"Mountain Roundup is an annual exercise that we have here hosting the German air force mission employment phase of their fighter weapons school, or their 'Top Gun,'" said Col. James McGovern, 366th Operations Group commander. "We've been doing it since 2004, and we're pretty excited to have them back here again."
More than 130 German air force personnel and eight PA-200 Tornadoes traveled from Holloman AFB, N.M., to conduct the final stage of training for two pilots and two weapon systems officers completing the Fighter Weapons Instructor Course with the German Air Force Flying Training Center. To them, Mountain Home is an ideal location.
"It's the airspace, the weather and the possibilities to have as much or as many different opponents or players we can include," said Lt. Col. Bjoern Jansen, German air force detachment commander. "We have all the opportunities to fly against the guys that are stationed here and coming from different places, so it's a great opportunity to be here."
"We're very blessed here to have the Mountain Home Range Complex," said McGovern. "It is a crown jewel range, it's one of the best ranges in the United States, arguably the world; it attracts a lot of foreign visitors.
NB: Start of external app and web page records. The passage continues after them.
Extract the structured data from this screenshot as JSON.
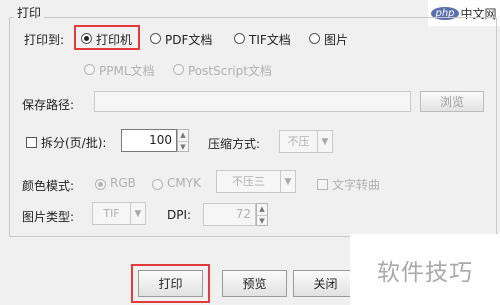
{
  "group_title": "打印",
  "print_to": {
    "label": "打印到:",
    "options": [
      {
        "label": "打印机"
      },
      {
        "label": "PDF文档"
      },
      {
        "label": "TIF文档"
      },
      {
        "label": "图片"
      }
    ],
    "sub_options": [
      {
        "label": "PPML文档"
      },
      {
        "label": "PostScript文档"
      }
    ]
  },
  "save_path": {
    "label": "保存路径:",
    "value": "",
    "browse_label": "浏览"
  },
  "split": {
    "label": "拆分(页/批):",
    "value": "100"
  },
  "compression": {
    "label": "压缩方式:",
    "value": "不压"
  },
  "color_mode": {
    "label": "颜色模式:",
    "options": [
      {
        "label": "RGB"
      },
      {
        "label": "CMYK"
      }
    ],
    "dropdown_value": "不压三",
    "text_to_curve_label": "文字转曲"
  },
  "image_type": {
    "label": "图片类型:",
    "value": "TIF"
  },
  "dpi": {
    "label": "DPI:",
    "value": "72"
  },
  "buttons": {
    "print": "打印",
    "preview": "预览",
    "close": "关闭"
  },
  "watermarks": {
    "php_logo": "php",
    "php_site": "中文网",
    "tips": "软件技巧"
  },
  "colors": {
    "highlight": "#e23b3b"
  }
}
They've tapped into our secret we have here, which is a world class range, great infrastructure and typically great weather for the training."
While only the German air force uses the exercise as a "final exam" for their instructors, it still benefits other players by preparing them for future joint operations.
"We do full, multi-force integration and large packages on the Mountain Home Range Complex doing very advanced tactics and diverse scenarios that everyone benefits from," said McGovern.
Before traveling to Mountain Home, the aircrews being tested spent five months learning about the Tornado's capabilities and missions. Mountain Roundup tests everything they learned with various missions in both air-to-air and air-to-ground scenarios. These can include attacks on vehicle convoys or defending high-value airborne assets such as tanker aircraft along with the classic red air versus blue air scenarios where players either attack opponents in their territory or defend their own airspace.
"It includes all the different scenarios we find on a battle field today," said Jansen. "You want to have experts on a certain aircraft and experts for the whole mission, so we train to be an expert not only for the Tornado itself, but an expert at employing a whole force."
While the training is deemed exceptional by all involved, it's also an opportunity to continue building relationships with NATO allies.
"The German air force has been in the United States since 1958, so we have a very close relationship," said McGovern. "As a NATO ally, they are one of our closest allies both in Europe and abroad, and they are also helping us in the war in Afghanistan. They've been a huge partner."